## Work to complete
Read through the records. Copy each line that has the word "error".

Items from an interface collection
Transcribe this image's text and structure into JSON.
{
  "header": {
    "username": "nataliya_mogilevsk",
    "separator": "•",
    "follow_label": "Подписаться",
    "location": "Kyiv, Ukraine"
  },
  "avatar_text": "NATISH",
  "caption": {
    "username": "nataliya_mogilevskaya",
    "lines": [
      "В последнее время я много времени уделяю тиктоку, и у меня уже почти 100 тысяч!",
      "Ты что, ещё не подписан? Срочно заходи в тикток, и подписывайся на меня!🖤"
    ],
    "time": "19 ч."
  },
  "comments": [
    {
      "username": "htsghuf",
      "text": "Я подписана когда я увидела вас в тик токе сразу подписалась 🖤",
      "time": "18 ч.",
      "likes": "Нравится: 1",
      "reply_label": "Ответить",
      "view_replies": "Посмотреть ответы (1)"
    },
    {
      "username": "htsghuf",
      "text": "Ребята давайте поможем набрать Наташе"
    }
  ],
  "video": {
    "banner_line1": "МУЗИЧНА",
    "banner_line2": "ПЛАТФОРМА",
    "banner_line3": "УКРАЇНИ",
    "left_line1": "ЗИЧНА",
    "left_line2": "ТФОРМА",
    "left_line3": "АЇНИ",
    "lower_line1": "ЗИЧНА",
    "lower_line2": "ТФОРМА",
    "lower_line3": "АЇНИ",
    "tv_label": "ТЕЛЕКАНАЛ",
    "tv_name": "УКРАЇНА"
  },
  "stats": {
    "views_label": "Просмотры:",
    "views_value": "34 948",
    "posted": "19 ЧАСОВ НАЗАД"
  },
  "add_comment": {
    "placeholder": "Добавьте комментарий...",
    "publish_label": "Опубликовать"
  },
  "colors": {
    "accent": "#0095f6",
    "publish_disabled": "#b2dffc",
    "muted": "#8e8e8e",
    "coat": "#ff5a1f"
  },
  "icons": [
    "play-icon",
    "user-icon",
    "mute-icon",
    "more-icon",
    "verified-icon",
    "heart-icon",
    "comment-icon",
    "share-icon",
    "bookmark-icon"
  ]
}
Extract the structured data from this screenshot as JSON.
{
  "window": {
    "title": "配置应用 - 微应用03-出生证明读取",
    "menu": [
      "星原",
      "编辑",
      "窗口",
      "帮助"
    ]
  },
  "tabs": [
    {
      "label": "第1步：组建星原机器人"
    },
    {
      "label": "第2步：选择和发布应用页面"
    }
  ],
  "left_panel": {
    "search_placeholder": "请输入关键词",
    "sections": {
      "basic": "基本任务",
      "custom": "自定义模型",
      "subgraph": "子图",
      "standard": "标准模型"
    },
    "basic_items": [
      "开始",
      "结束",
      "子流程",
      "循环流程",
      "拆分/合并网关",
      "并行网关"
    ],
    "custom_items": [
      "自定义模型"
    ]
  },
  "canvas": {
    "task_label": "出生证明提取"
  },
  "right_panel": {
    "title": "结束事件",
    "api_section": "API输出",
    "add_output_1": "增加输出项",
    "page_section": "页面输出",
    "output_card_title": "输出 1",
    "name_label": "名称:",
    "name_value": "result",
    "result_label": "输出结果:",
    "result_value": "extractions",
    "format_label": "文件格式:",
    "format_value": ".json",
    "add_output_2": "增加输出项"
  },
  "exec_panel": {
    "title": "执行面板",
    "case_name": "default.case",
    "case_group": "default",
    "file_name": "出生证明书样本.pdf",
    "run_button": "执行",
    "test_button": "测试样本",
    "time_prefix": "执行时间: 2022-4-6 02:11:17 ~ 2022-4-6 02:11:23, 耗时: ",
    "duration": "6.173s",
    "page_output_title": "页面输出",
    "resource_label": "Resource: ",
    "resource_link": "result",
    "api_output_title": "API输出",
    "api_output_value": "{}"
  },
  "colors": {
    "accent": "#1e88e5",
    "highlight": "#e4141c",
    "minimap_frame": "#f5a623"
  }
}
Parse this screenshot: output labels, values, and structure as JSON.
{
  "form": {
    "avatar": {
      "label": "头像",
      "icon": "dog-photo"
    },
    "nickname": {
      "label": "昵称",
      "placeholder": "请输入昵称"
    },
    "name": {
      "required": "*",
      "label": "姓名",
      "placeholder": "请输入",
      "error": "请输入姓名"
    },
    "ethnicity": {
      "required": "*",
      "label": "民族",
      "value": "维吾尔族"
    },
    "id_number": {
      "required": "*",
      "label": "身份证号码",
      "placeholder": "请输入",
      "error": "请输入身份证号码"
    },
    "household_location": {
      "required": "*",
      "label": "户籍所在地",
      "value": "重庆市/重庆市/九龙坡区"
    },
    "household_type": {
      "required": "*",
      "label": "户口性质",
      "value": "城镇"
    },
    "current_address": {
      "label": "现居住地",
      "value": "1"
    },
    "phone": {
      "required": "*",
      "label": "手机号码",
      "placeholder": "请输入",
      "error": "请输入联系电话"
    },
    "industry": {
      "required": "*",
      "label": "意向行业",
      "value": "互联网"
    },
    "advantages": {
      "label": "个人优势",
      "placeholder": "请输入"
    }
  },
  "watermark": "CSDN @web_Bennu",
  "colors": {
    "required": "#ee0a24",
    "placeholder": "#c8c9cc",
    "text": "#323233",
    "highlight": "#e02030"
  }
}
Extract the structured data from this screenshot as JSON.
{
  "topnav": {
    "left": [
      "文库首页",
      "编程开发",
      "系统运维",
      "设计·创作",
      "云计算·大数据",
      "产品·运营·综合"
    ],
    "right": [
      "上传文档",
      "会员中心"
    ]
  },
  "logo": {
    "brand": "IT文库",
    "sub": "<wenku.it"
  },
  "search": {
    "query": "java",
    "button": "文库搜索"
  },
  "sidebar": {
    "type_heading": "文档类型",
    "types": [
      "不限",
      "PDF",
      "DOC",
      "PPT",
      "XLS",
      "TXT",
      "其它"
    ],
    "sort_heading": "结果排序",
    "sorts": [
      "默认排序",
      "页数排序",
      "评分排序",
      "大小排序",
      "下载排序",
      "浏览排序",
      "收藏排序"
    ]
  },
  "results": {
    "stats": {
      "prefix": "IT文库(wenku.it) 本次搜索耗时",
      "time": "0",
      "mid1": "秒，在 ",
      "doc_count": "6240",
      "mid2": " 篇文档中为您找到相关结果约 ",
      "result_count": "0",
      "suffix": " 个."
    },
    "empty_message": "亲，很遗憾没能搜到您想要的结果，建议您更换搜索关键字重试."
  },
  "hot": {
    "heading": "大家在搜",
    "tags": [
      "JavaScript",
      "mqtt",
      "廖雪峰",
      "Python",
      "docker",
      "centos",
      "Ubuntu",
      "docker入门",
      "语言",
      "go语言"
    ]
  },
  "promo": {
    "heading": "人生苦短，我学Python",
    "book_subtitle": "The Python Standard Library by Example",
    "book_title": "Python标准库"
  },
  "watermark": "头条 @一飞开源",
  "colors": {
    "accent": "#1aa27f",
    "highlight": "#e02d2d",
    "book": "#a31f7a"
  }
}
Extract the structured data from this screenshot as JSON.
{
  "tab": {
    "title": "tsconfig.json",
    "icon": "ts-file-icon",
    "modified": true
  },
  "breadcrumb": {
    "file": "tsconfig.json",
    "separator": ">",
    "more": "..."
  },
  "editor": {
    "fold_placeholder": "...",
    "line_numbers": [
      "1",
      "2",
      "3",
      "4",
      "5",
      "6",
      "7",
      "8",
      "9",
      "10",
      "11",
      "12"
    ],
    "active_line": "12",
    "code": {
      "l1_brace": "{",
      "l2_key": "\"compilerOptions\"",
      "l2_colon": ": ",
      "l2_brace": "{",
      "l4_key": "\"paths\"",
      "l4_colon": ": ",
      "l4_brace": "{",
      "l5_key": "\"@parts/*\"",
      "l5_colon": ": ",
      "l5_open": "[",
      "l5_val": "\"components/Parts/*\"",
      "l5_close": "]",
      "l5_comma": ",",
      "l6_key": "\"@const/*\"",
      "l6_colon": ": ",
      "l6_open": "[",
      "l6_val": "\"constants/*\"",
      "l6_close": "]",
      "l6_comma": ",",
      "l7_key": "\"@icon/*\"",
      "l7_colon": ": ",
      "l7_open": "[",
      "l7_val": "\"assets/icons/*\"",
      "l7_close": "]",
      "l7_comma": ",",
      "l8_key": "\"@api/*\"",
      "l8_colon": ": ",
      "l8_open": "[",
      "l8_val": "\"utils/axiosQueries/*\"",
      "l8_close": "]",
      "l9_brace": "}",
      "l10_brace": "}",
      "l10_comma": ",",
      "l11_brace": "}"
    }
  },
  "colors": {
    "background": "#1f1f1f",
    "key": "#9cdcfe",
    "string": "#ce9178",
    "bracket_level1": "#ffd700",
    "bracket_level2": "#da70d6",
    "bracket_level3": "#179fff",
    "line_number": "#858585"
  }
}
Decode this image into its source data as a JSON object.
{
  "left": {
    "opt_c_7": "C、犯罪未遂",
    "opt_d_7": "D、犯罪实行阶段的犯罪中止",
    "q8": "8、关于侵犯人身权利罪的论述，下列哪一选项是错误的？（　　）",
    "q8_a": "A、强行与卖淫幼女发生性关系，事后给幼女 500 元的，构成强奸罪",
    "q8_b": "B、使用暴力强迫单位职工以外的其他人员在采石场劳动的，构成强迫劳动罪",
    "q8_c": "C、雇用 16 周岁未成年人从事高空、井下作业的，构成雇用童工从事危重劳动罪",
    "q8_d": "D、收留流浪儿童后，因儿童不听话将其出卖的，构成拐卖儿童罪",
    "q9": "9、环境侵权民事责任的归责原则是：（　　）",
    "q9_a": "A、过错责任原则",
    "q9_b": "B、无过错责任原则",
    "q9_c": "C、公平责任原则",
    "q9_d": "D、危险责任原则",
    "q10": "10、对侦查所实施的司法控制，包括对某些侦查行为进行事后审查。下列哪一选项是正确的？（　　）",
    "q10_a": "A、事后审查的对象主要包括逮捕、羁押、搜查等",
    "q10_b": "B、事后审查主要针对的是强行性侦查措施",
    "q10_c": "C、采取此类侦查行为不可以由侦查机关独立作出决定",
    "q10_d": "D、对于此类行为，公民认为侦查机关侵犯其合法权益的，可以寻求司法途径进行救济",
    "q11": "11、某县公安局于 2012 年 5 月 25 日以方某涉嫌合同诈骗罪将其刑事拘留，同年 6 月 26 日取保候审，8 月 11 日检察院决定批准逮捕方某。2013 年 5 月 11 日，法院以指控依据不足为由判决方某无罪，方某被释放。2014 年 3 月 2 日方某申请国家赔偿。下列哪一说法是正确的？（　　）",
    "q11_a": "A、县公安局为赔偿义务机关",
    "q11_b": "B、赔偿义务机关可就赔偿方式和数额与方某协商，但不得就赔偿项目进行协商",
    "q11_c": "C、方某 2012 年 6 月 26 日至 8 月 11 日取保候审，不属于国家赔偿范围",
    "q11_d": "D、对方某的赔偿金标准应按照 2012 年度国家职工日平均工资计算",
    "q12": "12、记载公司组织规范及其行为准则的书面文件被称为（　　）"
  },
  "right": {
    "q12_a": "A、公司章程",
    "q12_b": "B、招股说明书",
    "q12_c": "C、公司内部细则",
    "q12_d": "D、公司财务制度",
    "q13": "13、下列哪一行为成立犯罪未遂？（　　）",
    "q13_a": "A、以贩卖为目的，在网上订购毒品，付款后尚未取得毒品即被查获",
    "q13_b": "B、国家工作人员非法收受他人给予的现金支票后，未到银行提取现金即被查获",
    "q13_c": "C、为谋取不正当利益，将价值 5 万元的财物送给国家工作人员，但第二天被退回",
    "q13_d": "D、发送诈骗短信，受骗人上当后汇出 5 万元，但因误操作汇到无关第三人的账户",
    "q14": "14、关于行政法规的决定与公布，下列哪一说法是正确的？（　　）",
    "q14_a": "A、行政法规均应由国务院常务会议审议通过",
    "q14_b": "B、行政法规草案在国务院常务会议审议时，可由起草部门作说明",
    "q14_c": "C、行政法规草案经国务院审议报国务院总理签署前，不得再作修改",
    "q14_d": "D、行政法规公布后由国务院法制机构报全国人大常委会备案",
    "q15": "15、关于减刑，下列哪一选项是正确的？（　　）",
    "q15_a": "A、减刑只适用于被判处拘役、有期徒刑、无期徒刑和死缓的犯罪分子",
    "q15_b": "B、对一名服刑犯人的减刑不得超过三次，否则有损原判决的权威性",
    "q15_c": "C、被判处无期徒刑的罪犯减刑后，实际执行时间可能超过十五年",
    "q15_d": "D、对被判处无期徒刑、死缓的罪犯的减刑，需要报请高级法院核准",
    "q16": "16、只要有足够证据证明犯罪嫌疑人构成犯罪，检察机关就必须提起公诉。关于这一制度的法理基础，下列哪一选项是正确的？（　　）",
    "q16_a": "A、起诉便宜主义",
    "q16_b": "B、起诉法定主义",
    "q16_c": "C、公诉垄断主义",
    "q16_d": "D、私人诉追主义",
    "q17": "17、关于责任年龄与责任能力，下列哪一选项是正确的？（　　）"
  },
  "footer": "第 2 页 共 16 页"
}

## Answer for the task
      "error": "请输入姓名"
      "error": "请输入身份证号码"
      "error": "请输入联系电话"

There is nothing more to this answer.